Good Case Study About Costco Wholesale SWOT Analysis
Costco Wholesale current strategy is to sell at low prices in order to increase sales volumes. This plan may eat up some of the company’s sales revenues at the point of sale, but increase the business’s revenue since more customers will be attracted by the low prices. This paper is an analysis of the Costco Wholesale stores’ Strength, Weakness, Opportunity, and Threat study. Some of the opportunities and threats facing Costco Wholesale have been identified by the study of its case study. The opportunities and threats will be compared to the company’s strengths and weaknesses. Based on the identified company strengths and weaknesses, this paper will develop a strategy for dealing with the opportunities and threats facing the company.
The company is faced with more threats than opportunities as it can be established from the above table. Some of the threats facing Costco Wholesale include fluctuations in foreign exchange, restrictive foreign policies, market analysts’ negative comments, among other threats. Since Costco Wholesale has invested in other countries, some of its revenues may be adversely affected by changes in foreign exchange. In order to address this threat, Costco Wholesale needs to decentralize all operations to the various stores. It would help each store run its costs thus avoiding exportation of foreign exchange costs to the head office (Ferrel & Hartline, 2010).
In order to address negative comments from market analysts, Costco Wholesale can show its strong balance sheet and high annual revenues to proof that its current strategy is generating more profits than its competitors. The generated profits also give Costco Wholesale an enormous competitive advantage over its competitors since it may have revenue reserves to invest in new technology, which is one of the threats facing the company. By investing in new technology, Costco Wholesale will also have more efficient operational efficiency than the competitors thus being able to deal with the rising cost of doing business, which is another threat facing the company. It can be established that Costco Wholesale may not be in a position to handle or address some threats since the enterprise does not have the needed strengths to face the threats.

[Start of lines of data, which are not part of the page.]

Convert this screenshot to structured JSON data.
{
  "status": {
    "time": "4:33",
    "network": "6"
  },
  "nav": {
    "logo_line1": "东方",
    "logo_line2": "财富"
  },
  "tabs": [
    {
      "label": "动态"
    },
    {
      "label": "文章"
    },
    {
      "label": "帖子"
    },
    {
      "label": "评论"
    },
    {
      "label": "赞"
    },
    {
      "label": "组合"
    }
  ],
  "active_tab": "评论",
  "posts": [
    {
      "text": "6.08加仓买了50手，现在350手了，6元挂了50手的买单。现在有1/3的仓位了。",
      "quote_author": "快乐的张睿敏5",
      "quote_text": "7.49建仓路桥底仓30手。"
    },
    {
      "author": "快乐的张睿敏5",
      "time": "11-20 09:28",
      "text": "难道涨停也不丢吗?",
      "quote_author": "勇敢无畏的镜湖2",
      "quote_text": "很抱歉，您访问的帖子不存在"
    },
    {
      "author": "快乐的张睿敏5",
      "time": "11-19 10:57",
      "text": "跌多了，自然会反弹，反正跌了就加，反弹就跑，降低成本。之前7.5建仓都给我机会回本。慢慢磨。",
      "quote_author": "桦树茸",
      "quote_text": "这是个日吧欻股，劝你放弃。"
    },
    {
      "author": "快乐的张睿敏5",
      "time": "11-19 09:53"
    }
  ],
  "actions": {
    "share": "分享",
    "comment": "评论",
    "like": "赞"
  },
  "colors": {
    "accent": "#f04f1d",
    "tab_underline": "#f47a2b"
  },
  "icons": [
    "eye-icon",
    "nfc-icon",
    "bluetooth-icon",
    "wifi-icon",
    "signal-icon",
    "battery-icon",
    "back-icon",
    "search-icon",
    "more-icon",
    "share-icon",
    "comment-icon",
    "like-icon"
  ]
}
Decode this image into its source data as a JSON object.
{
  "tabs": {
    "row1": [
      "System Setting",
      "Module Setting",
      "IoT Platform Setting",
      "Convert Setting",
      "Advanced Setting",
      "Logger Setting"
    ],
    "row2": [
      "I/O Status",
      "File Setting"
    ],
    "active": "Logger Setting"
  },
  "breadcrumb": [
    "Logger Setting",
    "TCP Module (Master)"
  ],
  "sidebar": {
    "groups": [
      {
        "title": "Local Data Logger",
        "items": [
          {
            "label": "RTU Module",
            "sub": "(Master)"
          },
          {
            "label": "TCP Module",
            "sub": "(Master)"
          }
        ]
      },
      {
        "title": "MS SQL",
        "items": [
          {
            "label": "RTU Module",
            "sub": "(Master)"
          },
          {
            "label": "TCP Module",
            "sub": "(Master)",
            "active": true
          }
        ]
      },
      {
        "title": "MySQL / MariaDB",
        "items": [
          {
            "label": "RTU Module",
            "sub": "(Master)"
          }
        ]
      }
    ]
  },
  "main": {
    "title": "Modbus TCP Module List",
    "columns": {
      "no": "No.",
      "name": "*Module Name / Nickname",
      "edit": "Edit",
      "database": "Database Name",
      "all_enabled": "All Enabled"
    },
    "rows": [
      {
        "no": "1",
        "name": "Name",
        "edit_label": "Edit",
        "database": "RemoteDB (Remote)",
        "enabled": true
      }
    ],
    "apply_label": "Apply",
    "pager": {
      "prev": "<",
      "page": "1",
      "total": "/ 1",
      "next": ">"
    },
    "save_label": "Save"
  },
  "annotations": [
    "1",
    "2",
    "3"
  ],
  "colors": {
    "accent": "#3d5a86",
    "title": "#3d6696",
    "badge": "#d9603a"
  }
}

Costco Wholesale is also faced with some opportunities that it can use to its advantage if it has the strength to invest in the opportunities. Some of the opportunities that Costco Wholesale can make use of include investing in other international markets, selling to online buyers, and entering joint ventures for expansion purposes. Costco Wholesale can venture into new international markets by partnering with other stores or expanding to target areas using its revenue reserves. The company can also increase its revenue from online sales by being aggressive in advertisements, which is one of their weaknesses (Stonehouse & Houston, 2002).
Economic stability is another opportunity that Costco Wholesale can take advantage of through investing using the reserved revenue while the future is certain. When the economy becomes unstable and the future uncertain, Costco Wholesale can try minimizing its risks by saving up the revenue for future investment when the economy becomes stable. Through expansion of new geographical markets, Costco Wholesale will be able to increase its revenue since the company’s philosophy is to sell cheaply to create more demand, thus making more profits.
Regarding the weaknesses, Costco Wholesale should address the ones that are easier to deal with thus increasing its competitive advantage. For example, Costco Wholesale can increase its product line to match that of its competitors, thus increasing its revenue. Costco Wholesale can also improve its customer operations to ensure customer satisfaction. The Image of the business premises can also be changed so as to improve the brand image of the enterprise. Some weaknesses may be hard to change since they may be contrary to the company’s philosophy of low prices to generate more sales. Such a weakness includes low contribution of revenue per product.
Ferrel, C., & Hartline, M. (2010). Marketing Strategy. London: Profile Books.
Stonehouse, G., & Houston, B. (2002). Business Strategy. Oxford: Routledge.